START DATASET CONTENT
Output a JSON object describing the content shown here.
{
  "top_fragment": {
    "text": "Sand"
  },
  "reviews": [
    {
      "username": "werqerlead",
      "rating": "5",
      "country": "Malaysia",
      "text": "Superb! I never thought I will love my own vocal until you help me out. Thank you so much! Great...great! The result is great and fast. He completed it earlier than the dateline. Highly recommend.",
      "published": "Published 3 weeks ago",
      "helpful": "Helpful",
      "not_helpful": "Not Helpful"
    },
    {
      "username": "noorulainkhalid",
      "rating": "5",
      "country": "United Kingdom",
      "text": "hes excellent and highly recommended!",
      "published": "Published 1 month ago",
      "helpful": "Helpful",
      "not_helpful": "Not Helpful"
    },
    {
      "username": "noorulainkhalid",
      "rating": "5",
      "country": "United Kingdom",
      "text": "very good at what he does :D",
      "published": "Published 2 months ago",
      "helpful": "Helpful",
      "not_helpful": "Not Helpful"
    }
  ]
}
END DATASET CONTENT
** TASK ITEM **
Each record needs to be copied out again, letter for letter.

** WORKED SOLUTION **
Output a JSON object describing the content shown here.
{
  "top_fragment": {
    "text": "Sand"
  },
  "reviews": [
    {
      "username": "werqerlead",
      "rating": "5",
      "country": "Malaysia",
      "text": "Superb! I never thought I will love my own vocal until you help me out. Thank you so much! Great...great! The result is great and fast. He completed it earlier than the dateline. Highly recommend.",
      "published": "Published 3 weeks ago",
      "helpful": "Helpful",
      "not_helpful": "Not Helpful"
    },
    {
      "username": "noorulainkhalid",
      "rating": "5",
      "country": "United Kingdom",
      "text": "hes excellent and highly recommended!",
      "published": "Published 1 month ago",
      "helpful": "Helpful",
      "not_helpful": "Not Helpful"
    },
    {
      "username": "noorulainkhalid",
      "rating": "5",
      "country": "United Kingdom",
      "text": "very good at what he does :D",
      "published": "Published 2 months ago",
      "helpful": "Helpful",
      "not_helpful": "Not Helpful"
    }
  ]
}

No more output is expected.